Inspections are also galore due to the nature of the products and, till date, one per cent of the finished products still get rejected in the company’s quest for perfection. While processes such as mechanised washing have been introduced to reduce the time taken from 45 minutes to around 10 minutes and to save 90 per cent of the initial usage of water, a water harvesting plant at the venue has been built, keeping in mind that about 900,000 litres of water is needed every day.
In fact, sustainability ranks high on the list of priorities of the company and by implementing things such as adopting seven ponds and generating 35 per cent of its electrical needs from their solar panels, Obeetee aims to reduce its carbon footprint.
While the carpet-weaving industry still remains male-dominated, Obeetee has also set up training units for local women where they enable them to become self-sufficient by not only teaching them the art of weaving carpets but also helping them in things such as managing their chores and paying them a stipend. When we visited one such unit, we even spotted an infant being collectively cared for as the young mother learnt her way around the loom. Till 2020, the company has trained 1,383 women out of which 808 women are now already in the workforce.
A carpet from Obeetee’s latest collection
A subsequent visit to the design studio showed a motley bunch of design graduates working together as Obeetee continues releasing one impressive design campaign after another.
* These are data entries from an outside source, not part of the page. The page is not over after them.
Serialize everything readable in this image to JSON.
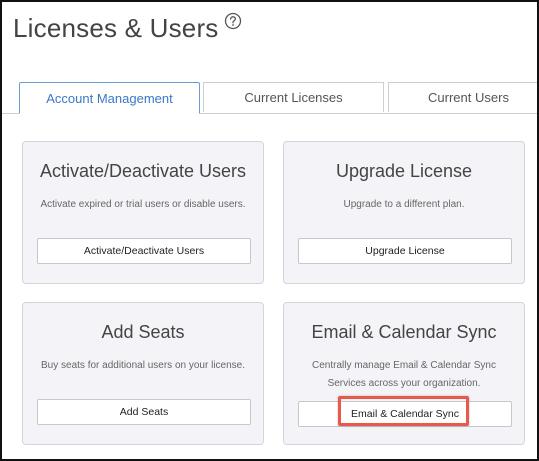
{
  "header": {
    "title": "Licenses & Users",
    "help_icon": "question-circle-icon"
  },
  "tabs": [
    {
      "label": "Account Management",
      "active": true
    },
    {
      "label": "Current Licenses",
      "active": false
    },
    {
      "label": "Current Users",
      "active": false
    }
  ],
  "cards": [
    {
      "title": "Activate/Deactivate Users",
      "description": "Activate expired or trial users or disable users.",
      "button": "Activate/Deactivate Users"
    },
    {
      "title": "Upgrade License",
      "description": "Upgrade to a different plan.",
      "button": "Upgrade License"
    },
    {
      "title": "Add Seats",
      "description": "Buy seats for additional users on your license.",
      "button": "Add Seats"
    },
    {
      "title": "Email & Calendar Sync",
      "description": "Centrally manage Email & Calendar Sync Services across your organization.",
      "button": "Email & Calendar Sync"
    }
  ],
  "colors": {
    "accent": "#3a79c4",
    "highlight": "#e8594a",
    "card_bg": "#f4f4f8"
  }
}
While my introduction to the brand happened with its Proud To Be Indian campaign, where Obeetee collaborated with top designers like Abraham & Thakore, Tarun Tahiliani and Raghavendra Rathore, some of their latest campaigns such as the Minimalist edit have ensured that from my sexagenarian father to me, we all have something that we can personally pick out for our homes. And that’s where Obeetee Retail comes in.
Buoyed by the increase in sales during the pandemic, Obeetee Retail is looking to tap into the urban Indian buyer as it forays into the domestic market with two new brick-and-mortar stores in Delhi and Mumbai and many more in the pipeline. “What we have realised is that apart from people who are willing to buy carpets that cost Rs 8 lakh, there are also people who are looking to buy carpets that cost, say, Rs 20,000. So we have come up with the concept of the carpet being the missing piece in your house and Obeetee carpets can Add Life to Your Home,” said Angelique Dhama, chief executive officer, Obeetee Retail.
Online sales still remain one of their key areas of focus with exclusive curations and bigger assortments for their virtual customers. Dhama is also a strong believer of the tangible experience of buying an Obeetee carpet, which reflects in the company’s plans of opening around seven stores in the next few years, with Hyderabad being the next stop.
While Obeetee’s recent campaign saw the likes of Jim Sarbh, Dia Mirza, Tarun Tahiliani, Sanjay Puri, Amaan Ali Bangash and Ayaan Ali Bangash participate in a series of videos released on Instagram, their most recent Gypsy Oasis collection is inspired by the Khotan and Oushal patterns mixed with more modern elements on silk and wool in a bohemian mix of motifs and is priced between Rs 25,000 and Rs 3 lakh.
So how does Obeetee champion its 101-year-old legacy and the needs of its modern consumers today? Says Dhama: “We will never compromise on quality yet we are equipped to meet the needs of the modern-day consumer. Let’s say, they need performance rugs for their flats where they will also have the dog on the carpet. Then we will definitely innovate and come up with designs that can be washed, on which you can have your dog and around which you can also have your lifestyle. But we will hold on to things such as sustainability, the spirit of community and looking after our weavers. Together, by expanding our customer base and through that, we are continuing our legacy.”
Pictures courtesy: Obeetee